> WHAT IS EXPECTED: Look through the material below. Copy each line that contains the string "icon".

◆ ◆ ◆ ◆ ◆

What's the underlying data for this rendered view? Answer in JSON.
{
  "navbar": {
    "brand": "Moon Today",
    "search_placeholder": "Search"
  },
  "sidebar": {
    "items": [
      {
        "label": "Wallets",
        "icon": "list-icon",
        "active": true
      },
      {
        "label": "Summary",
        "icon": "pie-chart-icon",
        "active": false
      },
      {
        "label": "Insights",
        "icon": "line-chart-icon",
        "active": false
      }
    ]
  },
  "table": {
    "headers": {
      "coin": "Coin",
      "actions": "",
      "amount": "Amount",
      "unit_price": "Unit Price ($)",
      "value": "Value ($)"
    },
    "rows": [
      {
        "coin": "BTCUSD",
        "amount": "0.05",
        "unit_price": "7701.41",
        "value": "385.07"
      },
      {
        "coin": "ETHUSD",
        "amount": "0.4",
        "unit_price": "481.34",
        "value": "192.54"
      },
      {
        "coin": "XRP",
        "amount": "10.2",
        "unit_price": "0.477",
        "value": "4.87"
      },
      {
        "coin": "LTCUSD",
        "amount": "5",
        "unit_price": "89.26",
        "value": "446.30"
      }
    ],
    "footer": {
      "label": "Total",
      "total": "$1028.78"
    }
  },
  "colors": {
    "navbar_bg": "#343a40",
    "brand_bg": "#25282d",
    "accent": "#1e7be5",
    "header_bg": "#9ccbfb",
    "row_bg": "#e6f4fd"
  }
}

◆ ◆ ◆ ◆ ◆

> SOLUTION FOR THIS TASK:
        "icon": "list-icon",
        "icon": "pie-chart-icon",
        "icon": "line-chart-icon",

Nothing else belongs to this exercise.